ROCHESTER, N.Y. (WROC) — Attorneys for the Rochester man charged in the Capitol riots are challenging the pretrial detention order.
On February 10, a judge ruled Dominic Pezzola, the Rochester man with Proud Boys ties facing multiple charges in connection with the violent riot at the U.S. Capitol, will be held behind bars without bond until his trial.
During that detention hearing, the judge ruled Pezzola was to be held without bond prior to trial, due to his potential to engage in additional illegal activities.
The motion filed by his attorneys on Thursday, cites that Pezzola’s years serving in the U.S. Marine Corps Reserve and the fact that he’s never been convicted or accused of a crime, is evidence he is not a danger to the community, if placed on “conditional release pending trial.”
“In assessing the danger posed by defendant’s release it must be noted that defendant is 43 years old and has no criminal record. He has never been convicted of a crime of violence nor has he ever been accused of one. The defendant was in the Marines as a reservist for 6 years and was honorably discharged. Notwithstanding whatever training the defendant has, there is no allegation he ever used those skills in an illegal or improper manner, nor that he used them in anyway other than his military service.”
“Similarly, although the defense concedes there is ample evidence supporting the prosecution’s supposition that defendant was present and participated in the events at the Capitol on January 6, 2021, there is no evidence nor claim that he ever physically harmed any person there.”
During Pezzola’s detention hearing last week, his public defender, Jonathan Zucker, argued for release, saying that Pezzola was misguided by former president Donald Trump.

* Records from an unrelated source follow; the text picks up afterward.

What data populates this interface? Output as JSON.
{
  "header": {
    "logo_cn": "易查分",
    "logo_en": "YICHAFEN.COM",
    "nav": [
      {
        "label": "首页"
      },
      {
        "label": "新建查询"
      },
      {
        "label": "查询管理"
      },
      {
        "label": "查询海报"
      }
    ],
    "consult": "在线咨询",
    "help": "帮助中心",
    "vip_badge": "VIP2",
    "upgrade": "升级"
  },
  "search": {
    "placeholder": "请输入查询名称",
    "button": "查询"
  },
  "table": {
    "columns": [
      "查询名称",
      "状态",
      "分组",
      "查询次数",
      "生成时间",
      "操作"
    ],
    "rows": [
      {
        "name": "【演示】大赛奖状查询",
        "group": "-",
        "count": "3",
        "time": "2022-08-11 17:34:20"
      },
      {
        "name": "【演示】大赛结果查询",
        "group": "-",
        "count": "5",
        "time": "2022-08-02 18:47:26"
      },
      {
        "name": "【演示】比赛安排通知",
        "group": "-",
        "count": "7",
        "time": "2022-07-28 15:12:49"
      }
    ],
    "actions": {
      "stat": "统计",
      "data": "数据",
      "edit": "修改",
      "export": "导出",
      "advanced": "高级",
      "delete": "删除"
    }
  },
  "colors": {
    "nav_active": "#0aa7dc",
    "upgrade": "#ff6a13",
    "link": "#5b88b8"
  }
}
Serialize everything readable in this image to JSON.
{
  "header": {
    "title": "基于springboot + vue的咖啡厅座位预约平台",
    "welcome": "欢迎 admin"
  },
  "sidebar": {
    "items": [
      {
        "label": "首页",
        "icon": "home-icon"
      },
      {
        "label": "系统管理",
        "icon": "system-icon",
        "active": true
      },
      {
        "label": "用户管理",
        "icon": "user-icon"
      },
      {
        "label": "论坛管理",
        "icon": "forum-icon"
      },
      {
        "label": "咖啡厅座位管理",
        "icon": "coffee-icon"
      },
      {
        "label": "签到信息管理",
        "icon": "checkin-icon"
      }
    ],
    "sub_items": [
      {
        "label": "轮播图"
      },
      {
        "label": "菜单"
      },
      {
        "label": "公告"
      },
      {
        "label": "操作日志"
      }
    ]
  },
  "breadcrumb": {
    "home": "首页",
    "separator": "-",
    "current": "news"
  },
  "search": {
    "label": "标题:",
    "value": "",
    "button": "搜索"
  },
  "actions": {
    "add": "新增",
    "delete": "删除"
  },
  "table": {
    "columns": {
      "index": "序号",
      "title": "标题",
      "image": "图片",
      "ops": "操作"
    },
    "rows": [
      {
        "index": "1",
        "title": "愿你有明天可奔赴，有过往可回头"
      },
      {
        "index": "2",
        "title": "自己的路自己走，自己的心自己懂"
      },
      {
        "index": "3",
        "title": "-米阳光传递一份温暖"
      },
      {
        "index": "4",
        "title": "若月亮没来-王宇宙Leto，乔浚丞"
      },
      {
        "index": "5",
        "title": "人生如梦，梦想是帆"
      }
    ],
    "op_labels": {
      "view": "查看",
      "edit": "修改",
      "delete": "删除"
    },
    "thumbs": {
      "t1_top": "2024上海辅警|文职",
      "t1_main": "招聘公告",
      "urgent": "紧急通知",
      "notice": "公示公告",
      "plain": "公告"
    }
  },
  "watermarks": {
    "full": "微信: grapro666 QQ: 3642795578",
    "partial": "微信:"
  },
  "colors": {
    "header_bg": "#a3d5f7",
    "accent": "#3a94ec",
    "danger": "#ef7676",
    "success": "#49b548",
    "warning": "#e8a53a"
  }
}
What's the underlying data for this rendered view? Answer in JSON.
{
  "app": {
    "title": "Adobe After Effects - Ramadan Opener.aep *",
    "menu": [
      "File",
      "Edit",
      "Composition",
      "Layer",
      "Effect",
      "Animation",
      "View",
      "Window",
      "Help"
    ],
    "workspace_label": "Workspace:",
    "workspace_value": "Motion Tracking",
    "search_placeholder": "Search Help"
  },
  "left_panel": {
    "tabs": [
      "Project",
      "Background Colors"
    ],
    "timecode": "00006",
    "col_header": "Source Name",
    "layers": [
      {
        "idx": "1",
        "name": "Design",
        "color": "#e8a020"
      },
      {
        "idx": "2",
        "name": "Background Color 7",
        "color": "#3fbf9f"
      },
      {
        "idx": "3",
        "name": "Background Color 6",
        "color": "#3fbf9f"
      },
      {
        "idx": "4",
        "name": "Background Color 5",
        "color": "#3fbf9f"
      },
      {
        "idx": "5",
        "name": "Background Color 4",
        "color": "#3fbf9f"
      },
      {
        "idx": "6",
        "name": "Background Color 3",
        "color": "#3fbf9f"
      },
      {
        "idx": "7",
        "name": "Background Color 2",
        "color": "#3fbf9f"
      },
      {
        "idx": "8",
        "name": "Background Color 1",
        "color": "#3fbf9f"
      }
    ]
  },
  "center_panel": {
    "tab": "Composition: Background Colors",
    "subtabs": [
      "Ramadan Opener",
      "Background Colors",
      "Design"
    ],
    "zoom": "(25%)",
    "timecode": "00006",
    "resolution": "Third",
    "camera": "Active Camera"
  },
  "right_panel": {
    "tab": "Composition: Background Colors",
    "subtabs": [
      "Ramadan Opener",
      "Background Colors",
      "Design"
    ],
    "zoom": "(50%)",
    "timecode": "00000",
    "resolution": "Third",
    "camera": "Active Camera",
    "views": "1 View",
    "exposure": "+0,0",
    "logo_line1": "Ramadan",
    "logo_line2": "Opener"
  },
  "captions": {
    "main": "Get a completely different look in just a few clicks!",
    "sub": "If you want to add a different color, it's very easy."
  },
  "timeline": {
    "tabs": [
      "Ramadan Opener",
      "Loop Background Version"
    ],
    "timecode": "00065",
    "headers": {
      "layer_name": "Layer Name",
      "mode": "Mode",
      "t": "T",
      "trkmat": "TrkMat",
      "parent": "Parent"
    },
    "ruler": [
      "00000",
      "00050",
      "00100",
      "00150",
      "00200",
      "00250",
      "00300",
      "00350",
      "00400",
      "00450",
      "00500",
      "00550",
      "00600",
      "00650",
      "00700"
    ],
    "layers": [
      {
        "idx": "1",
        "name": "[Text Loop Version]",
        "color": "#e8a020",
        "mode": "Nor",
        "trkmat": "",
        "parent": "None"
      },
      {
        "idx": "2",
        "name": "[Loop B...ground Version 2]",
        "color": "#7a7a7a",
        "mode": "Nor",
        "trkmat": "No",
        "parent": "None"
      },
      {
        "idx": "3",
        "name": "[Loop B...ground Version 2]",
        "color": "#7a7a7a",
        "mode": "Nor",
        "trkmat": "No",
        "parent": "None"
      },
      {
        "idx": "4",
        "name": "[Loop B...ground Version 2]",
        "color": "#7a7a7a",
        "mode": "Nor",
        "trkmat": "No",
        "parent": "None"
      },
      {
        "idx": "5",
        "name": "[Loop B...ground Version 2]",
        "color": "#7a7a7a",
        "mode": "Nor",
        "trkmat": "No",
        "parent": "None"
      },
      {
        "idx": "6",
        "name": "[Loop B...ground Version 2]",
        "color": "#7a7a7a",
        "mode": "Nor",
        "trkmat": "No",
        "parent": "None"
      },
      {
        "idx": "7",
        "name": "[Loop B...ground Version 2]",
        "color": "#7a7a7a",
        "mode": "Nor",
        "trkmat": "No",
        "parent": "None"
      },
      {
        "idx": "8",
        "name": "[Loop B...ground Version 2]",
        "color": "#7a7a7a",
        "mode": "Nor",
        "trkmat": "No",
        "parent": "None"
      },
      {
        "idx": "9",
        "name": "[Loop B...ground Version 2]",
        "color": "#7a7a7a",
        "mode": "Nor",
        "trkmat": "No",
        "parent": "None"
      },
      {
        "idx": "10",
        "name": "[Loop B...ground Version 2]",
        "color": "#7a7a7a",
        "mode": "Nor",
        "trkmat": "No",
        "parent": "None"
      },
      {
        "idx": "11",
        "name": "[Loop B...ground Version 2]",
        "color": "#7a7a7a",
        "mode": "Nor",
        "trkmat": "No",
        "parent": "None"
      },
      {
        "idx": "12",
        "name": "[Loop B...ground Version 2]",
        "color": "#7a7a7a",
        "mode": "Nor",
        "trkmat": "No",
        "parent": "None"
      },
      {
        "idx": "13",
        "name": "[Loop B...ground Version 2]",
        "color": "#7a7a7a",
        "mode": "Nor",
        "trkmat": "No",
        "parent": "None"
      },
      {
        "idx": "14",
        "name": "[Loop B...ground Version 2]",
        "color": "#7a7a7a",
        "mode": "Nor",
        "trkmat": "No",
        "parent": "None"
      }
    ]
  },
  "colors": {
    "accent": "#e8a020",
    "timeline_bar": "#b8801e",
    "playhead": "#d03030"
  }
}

Zucker requested Pezzola be released on personal recognizance or allowed to enter house arrest surveillance.
The request was denied last week, and the attorneys make the same request in Thursday’s motion.
“His inability to support the family while incarcerated has placed them all in desperate financial straits. Pezzola regrets his decision to participate in the events of January 6. He disavows and seeks to sever any relationship and involvement in future activities of the Proud Boys or any similar groups. He simply wishes to be released under reasonable conditions so he can return to work, support his family and return to being a law-abiding citizen. He recognizes that he will at some point have to suffer some punishment for his actions, notwithstanding that they were undertaken with honorable but misguided intentions.”
Pezzola pleaded not guilty to obstruction of an official proceeding, destruction of government property, and restricted buildings or grounds. If convicted, he faces a maximum penalty of 20 years in prison and a $250,000 fine.